Sarwar K.N.,Guys and St. Thomas National Health Service NHS Foundation Trust | Huda M.S.B.,Guys and St. Thomas National Health Service NHS Foundation Trust | Van De Velde V.,Guys and St. Thomas National Health Service NHS Foundation Trust | Hopkins L.,Guys and St. Thomas National Health Service NHS Foundation Trust | And 5 more authors.
Journal of Clinical Endocrinology and Metabolism | Year: 2013

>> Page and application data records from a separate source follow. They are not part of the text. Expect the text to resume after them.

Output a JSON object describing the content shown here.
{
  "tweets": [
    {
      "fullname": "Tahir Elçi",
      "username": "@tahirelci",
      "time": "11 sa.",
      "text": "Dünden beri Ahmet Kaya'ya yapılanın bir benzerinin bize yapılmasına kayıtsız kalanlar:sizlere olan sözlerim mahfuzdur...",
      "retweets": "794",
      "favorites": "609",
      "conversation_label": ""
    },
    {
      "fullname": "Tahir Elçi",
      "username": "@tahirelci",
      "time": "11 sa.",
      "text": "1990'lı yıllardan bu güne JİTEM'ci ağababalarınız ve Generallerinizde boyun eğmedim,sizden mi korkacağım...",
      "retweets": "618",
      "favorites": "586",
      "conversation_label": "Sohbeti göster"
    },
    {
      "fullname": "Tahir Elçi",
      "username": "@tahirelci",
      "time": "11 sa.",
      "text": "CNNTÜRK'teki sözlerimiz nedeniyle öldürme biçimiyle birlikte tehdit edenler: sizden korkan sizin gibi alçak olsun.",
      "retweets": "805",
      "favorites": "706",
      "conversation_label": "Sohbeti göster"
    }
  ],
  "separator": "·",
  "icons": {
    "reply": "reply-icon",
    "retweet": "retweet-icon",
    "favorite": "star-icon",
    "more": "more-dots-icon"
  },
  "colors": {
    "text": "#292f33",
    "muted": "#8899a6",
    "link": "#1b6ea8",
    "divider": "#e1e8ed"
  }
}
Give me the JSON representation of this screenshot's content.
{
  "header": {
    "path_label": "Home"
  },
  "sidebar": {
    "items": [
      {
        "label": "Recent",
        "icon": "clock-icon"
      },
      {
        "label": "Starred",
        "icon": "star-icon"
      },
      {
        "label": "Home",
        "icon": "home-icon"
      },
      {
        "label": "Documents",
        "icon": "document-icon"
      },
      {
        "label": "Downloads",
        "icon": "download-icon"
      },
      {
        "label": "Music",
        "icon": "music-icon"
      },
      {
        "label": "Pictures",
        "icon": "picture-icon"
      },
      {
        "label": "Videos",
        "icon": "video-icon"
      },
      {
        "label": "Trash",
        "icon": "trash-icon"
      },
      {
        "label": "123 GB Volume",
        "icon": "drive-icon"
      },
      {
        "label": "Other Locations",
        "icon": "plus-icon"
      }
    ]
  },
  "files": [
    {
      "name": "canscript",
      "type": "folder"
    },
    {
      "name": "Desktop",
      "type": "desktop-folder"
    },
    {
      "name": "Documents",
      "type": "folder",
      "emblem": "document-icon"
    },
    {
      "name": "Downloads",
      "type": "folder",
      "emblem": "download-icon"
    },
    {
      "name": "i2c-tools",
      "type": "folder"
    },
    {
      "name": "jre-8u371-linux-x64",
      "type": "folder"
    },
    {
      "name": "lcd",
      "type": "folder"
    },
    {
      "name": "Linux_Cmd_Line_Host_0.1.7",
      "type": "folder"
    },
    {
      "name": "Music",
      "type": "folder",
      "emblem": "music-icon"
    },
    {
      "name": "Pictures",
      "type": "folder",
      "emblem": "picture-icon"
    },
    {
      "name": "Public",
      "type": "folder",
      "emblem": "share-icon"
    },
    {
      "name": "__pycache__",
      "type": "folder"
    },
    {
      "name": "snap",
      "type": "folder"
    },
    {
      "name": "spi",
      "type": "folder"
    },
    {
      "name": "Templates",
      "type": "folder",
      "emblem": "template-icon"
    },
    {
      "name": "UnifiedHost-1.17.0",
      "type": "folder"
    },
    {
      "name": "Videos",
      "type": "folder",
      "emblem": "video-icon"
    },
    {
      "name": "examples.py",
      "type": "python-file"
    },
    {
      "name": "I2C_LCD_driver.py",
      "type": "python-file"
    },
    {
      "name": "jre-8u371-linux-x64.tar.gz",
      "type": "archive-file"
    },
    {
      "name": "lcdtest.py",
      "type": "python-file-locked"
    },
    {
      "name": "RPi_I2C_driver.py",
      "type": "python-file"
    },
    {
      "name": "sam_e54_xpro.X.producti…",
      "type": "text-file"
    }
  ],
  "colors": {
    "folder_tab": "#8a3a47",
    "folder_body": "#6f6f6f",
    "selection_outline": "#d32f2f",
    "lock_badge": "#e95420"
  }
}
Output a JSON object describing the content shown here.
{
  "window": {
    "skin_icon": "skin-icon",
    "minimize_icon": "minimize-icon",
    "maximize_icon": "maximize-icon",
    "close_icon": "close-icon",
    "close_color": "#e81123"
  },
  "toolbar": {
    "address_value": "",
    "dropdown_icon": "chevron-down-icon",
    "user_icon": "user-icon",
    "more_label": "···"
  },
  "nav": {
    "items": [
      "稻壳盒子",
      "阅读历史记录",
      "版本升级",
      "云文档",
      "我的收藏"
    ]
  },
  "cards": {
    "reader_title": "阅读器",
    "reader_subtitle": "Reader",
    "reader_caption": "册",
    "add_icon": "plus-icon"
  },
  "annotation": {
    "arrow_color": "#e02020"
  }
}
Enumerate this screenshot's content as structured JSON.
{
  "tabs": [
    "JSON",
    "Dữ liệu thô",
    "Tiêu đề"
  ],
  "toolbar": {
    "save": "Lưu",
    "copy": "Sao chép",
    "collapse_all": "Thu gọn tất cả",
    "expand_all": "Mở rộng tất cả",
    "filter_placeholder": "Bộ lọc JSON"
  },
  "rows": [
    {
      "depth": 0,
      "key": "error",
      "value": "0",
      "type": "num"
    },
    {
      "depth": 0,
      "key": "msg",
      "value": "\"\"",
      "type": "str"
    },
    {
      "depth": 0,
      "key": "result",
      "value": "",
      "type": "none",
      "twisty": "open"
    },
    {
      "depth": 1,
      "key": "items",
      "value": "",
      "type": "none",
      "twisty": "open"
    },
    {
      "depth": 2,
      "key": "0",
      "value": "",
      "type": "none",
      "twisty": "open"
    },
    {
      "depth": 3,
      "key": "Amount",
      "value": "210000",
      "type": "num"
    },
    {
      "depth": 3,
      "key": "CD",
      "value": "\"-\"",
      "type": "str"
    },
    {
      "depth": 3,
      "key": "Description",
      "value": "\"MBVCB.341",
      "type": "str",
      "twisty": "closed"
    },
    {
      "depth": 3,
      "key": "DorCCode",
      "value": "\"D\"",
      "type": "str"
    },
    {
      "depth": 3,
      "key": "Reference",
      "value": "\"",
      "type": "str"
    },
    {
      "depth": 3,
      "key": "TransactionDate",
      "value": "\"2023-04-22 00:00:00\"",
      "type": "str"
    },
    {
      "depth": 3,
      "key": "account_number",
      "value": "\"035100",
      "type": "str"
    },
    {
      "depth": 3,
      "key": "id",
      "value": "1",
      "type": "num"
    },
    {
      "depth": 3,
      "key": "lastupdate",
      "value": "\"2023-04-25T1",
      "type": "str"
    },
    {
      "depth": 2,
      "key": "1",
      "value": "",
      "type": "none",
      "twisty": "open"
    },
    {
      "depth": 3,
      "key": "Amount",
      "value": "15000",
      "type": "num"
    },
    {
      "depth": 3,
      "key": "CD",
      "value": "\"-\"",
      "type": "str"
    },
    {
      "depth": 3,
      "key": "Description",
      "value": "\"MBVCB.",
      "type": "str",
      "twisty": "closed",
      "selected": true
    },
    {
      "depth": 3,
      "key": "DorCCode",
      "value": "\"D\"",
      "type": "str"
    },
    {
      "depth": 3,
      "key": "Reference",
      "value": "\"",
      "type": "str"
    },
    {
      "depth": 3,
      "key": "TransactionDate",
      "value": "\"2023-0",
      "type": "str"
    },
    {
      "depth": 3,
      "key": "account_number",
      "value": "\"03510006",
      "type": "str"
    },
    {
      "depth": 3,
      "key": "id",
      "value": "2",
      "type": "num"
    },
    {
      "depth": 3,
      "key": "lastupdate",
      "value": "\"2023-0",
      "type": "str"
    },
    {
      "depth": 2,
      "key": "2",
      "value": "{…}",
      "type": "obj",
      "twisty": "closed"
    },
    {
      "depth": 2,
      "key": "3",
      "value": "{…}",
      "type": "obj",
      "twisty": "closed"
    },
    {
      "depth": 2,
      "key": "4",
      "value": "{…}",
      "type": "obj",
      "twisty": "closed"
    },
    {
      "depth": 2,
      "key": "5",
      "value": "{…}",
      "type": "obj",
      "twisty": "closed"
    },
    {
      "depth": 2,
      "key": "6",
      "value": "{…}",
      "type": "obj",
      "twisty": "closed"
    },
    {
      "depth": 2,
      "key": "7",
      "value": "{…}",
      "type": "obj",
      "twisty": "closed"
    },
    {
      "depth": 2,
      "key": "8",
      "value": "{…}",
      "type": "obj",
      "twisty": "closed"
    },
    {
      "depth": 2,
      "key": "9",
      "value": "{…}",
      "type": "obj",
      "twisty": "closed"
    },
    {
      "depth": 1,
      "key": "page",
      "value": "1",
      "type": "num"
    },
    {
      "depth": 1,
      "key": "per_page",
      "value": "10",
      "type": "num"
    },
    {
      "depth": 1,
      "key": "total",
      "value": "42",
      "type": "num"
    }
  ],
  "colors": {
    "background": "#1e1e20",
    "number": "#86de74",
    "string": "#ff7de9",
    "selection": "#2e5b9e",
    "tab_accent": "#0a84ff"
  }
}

Context: Incidental pituitary hemorrhage, without full pituitary apoplexy, is a recognized radiological finding, but little information exists on its clinical behavior, with most reports describing surgically treated macroprolactinoma or nonfunctioning adenoma. Objective: Our aim was to characterize the prevalence, natural history, and risk factors associated with pituitary hemorrhage in a large clinic prolactinoma population. Design: The design consisted of a retrospective analysis of a clinic population. Setting: The setting was a tertiary endocrine center in a large teaching hospital. Patients: We studied three hundred sixty-eight patients with prolactinoma. The presence of hemorrhage was documented on magnetic resonance imaging. Main outcome measure: The main outcome measures were the prevalence, risk factors, and natural history of pituitary hemorrhage. Results: Pituitary hemorrhage was found in 25 patients, giving an overall prevalence of 6.8%, and was significantly higher in macroprolactinoma (20.3%) compared to microprolactinoma (3.1%, P < .0001). Three patients had classical pituitary apoplexy. The majority of patients in the hemorrhage group had macroprolactinomas (16/25 [64%]) and were women (22/25 [88%]). The proportion of women with macroprolactinoma was higher in the hemorrhage group (14/16 macroprolactinomas [87.5%]) than in the nonhemorrhage group (36/63 macroprolactinomas [57.1%], P = .02). The majority of pituitary hemorrhages (92%) were treated conservatively with dopamine agonist therapy for hyperprolactinemia. Eighty-seven percent of patients had complete resolution of their hemorrhage within 26.6 ± 23.3 (mean ± SD) months. The presence of macroprolactinoma (odds ratio 9.00 [95% CI 3.79-23.88], P < .001) and being female (odds ratio 8.03 [95% confidence interval 1.22-52.95], P = .03) were independently associated with hemorrhage. Conclusions: These data show that incidental hemorrhage in prolactinoma is not uncommon. It is more likely to occur in macroprolactinoma, where 1 in 5 develop hemorrhage, and is particularly common in women with macroprolactinoma. The majority are asymptomatic and resolve spontaneously. Copyright © 2013 by The Endocrine Society.

Discover hidden collaborations